Keep only those lines of the records that include the string "Vetö".

# Materials provided

§ §

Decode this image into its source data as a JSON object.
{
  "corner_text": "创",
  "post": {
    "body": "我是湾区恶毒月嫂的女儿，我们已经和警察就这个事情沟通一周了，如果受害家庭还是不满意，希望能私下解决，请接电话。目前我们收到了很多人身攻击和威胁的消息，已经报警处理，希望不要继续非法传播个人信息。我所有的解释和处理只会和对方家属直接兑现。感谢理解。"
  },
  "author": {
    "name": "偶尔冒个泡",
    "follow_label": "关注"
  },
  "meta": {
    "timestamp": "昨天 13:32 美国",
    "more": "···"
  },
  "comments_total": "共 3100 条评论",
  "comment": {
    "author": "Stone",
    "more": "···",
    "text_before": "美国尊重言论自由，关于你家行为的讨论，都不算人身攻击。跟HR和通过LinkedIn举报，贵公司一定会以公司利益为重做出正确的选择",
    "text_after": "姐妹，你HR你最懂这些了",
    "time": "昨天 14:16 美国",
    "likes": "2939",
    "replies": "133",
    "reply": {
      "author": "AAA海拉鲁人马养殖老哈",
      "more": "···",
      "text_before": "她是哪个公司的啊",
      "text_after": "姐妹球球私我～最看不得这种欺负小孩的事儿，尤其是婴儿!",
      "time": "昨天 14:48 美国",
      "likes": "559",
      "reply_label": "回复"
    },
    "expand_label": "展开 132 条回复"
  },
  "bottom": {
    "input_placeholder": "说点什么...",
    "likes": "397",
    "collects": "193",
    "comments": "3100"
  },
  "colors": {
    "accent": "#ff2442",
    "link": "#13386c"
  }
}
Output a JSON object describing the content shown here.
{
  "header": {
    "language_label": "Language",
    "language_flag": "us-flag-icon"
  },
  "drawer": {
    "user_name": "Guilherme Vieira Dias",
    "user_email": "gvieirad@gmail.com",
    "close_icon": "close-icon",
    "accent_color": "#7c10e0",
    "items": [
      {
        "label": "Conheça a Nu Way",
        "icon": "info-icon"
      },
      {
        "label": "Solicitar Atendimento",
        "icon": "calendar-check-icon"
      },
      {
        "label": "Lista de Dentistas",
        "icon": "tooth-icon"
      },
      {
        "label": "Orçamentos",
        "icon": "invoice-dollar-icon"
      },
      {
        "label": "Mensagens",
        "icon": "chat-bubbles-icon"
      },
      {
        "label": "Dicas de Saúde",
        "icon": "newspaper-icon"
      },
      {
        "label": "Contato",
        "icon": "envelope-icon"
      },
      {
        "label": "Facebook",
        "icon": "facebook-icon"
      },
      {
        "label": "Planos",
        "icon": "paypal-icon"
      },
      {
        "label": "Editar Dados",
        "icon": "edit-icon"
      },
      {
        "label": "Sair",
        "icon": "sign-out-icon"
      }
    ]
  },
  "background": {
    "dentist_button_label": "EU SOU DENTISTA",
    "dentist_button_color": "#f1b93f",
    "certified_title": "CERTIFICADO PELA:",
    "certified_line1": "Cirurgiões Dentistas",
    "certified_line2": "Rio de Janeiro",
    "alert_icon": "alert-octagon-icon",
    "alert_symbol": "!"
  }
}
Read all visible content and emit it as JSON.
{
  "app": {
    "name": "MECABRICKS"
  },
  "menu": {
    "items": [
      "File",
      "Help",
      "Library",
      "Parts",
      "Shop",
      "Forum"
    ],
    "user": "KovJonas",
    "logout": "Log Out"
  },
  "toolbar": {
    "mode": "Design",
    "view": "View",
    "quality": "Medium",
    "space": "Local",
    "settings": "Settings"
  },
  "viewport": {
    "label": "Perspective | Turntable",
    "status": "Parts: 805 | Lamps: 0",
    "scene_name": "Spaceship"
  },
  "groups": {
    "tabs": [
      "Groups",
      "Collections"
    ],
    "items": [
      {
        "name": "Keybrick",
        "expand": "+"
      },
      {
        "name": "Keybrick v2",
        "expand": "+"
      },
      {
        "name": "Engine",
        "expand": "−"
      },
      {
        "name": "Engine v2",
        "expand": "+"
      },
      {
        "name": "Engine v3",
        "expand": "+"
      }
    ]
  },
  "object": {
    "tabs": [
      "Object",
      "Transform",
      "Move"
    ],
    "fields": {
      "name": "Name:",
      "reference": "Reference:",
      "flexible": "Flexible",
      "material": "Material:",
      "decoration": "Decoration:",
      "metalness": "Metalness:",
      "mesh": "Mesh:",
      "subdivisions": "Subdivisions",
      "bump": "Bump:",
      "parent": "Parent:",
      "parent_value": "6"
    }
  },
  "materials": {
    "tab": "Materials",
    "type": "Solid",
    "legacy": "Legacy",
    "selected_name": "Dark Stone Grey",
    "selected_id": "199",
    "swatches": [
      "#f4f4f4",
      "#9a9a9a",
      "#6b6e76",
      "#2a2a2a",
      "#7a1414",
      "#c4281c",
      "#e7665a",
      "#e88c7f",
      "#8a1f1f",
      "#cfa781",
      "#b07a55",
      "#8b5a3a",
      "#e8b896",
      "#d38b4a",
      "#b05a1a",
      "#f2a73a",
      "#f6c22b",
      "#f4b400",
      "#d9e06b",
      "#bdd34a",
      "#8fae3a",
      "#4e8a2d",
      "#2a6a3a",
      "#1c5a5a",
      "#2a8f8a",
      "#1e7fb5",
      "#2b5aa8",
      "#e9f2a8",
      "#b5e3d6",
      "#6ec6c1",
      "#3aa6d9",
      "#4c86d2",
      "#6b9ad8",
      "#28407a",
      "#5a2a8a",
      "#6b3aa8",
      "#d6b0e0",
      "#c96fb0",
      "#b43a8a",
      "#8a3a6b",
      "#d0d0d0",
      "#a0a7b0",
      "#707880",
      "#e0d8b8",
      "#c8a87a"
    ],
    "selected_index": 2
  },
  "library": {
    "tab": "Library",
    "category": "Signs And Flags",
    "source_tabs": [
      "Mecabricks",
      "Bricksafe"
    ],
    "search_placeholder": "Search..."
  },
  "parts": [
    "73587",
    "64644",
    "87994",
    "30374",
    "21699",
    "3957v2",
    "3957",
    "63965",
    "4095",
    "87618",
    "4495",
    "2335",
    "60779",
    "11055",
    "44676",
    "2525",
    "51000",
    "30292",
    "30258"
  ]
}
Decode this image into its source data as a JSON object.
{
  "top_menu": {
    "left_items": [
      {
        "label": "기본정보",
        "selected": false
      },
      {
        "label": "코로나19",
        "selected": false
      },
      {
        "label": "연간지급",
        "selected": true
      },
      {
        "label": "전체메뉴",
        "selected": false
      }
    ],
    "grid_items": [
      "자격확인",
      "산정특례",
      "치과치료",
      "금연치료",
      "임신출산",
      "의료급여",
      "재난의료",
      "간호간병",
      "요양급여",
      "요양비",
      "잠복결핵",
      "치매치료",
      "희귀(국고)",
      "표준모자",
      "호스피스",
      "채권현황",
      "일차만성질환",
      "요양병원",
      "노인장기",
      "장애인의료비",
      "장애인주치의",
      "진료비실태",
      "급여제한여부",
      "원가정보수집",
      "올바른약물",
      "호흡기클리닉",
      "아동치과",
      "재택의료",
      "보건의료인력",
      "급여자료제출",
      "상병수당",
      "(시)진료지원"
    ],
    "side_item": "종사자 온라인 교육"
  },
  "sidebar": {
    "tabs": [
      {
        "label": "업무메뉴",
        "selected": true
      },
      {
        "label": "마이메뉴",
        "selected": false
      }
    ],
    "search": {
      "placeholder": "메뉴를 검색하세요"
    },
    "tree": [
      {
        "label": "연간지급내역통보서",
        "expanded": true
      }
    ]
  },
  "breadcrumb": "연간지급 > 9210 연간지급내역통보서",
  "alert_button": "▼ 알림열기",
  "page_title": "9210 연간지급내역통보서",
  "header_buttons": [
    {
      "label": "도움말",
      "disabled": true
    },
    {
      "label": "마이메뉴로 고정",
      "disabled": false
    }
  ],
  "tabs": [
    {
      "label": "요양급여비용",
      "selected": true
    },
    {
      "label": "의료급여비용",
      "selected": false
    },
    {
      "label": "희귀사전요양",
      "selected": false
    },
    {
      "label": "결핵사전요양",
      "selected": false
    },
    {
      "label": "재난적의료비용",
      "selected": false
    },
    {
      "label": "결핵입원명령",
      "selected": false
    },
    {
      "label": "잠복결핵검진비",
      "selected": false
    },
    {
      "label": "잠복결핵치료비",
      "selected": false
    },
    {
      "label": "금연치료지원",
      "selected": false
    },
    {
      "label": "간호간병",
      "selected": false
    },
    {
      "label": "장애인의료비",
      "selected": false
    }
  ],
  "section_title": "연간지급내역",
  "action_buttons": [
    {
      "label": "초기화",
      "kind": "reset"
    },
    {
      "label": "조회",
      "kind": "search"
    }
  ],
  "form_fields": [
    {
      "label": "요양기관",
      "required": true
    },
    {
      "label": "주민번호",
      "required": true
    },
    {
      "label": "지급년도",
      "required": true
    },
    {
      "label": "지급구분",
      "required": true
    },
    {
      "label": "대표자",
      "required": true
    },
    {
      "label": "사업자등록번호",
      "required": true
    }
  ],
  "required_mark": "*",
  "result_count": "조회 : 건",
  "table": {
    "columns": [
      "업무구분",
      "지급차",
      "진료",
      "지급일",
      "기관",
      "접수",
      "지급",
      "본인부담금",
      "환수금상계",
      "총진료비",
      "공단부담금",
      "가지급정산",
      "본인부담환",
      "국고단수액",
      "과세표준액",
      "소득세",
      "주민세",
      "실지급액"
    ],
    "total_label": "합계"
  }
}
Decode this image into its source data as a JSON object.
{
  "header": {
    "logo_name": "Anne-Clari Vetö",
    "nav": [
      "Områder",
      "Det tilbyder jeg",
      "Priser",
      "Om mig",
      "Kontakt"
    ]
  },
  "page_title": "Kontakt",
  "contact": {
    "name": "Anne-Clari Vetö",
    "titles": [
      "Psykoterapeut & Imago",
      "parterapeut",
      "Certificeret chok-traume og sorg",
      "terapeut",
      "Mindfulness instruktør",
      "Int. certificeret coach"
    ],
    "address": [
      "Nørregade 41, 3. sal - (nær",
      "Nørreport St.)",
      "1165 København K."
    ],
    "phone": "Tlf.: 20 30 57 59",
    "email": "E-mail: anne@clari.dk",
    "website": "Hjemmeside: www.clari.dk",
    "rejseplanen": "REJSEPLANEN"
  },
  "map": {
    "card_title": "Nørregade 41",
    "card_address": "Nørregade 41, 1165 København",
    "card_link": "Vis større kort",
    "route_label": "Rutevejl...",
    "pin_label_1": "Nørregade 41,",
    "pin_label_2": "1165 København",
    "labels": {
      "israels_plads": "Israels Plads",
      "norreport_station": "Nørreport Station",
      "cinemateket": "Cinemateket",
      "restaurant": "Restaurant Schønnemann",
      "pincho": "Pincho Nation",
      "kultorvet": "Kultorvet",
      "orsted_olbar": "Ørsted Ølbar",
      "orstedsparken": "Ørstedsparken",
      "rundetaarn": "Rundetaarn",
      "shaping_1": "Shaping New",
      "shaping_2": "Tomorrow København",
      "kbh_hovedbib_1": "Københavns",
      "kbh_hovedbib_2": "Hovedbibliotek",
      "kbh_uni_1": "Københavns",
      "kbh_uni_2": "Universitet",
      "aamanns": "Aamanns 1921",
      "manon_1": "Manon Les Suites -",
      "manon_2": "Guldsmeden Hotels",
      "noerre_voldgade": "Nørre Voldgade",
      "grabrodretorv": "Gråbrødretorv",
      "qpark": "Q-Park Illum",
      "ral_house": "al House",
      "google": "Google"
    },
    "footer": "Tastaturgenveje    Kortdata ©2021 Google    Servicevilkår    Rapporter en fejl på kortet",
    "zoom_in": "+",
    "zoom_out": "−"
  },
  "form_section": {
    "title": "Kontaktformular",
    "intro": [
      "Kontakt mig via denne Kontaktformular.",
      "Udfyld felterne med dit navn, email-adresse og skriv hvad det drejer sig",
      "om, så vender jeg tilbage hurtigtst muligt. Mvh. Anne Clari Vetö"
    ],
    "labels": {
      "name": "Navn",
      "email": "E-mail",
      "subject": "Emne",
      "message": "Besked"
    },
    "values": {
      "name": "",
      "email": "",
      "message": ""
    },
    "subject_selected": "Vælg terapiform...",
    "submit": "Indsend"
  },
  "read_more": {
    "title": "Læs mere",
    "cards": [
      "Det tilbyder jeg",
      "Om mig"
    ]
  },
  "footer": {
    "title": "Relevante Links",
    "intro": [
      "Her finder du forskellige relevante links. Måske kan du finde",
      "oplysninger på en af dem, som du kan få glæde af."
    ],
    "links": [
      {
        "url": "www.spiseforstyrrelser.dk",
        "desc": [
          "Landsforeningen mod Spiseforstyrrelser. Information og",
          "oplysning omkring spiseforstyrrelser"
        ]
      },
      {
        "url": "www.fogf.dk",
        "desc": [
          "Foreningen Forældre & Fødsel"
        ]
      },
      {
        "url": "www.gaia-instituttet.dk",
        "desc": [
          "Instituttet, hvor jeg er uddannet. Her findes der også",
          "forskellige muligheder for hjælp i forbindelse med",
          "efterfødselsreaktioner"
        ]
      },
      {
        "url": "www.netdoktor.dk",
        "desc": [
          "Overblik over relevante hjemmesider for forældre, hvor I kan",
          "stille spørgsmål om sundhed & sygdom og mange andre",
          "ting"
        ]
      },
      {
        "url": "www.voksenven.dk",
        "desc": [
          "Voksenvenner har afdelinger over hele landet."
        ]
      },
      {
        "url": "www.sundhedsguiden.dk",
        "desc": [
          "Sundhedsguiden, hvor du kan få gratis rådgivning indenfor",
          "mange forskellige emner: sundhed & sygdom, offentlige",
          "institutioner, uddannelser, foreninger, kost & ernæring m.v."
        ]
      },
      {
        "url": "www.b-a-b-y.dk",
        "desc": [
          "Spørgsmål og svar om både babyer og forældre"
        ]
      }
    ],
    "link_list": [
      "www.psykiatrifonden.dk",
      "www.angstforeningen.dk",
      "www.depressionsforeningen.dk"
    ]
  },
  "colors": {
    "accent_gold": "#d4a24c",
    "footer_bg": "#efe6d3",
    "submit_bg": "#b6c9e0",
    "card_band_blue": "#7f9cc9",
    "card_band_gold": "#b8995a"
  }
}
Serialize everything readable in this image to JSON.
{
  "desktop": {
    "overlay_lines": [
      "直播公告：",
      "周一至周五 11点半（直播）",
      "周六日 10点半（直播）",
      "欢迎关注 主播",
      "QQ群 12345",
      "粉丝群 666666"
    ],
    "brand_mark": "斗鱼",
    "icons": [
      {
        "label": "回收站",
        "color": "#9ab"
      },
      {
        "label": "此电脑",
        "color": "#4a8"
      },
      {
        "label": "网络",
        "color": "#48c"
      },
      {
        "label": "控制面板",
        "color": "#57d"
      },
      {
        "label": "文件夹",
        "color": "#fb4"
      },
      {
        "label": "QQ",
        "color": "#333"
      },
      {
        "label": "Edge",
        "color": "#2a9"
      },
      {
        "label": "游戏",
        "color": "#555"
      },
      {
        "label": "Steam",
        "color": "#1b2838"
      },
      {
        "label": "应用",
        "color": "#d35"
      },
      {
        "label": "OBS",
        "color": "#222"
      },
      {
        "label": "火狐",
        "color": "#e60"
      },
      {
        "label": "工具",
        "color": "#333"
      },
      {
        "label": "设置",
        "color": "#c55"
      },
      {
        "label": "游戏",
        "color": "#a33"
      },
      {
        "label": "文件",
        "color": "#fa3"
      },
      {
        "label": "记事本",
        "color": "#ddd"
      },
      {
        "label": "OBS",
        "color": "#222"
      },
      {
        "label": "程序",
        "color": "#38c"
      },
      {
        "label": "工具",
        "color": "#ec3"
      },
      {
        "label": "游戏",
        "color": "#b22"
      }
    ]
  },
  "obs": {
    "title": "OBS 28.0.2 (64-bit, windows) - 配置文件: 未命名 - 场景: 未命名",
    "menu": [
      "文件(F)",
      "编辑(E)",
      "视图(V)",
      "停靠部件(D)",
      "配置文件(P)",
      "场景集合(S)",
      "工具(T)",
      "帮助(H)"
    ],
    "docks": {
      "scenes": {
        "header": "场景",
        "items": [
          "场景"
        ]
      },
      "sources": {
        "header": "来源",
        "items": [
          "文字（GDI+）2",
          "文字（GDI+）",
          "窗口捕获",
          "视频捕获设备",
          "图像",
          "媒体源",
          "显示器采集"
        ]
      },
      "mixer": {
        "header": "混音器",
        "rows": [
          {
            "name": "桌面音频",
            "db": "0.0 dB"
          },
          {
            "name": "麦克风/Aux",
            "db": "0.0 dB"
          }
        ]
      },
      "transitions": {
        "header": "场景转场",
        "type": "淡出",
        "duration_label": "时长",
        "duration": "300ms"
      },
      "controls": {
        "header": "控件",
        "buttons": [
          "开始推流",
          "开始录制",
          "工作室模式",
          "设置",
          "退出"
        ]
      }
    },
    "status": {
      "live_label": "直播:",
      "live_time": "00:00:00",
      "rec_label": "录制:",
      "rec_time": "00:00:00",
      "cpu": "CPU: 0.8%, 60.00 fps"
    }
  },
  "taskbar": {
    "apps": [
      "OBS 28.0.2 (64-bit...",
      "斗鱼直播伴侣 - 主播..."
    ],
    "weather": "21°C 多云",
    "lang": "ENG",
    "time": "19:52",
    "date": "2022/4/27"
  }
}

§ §

# Response area
    "logo_name": "Anne-Clari Vetö",
    "name": "Anne-Clari Vetö",
      "om, så vender jeg tilbage hurtigtst muligt. Mvh. Anne Clari Vetö"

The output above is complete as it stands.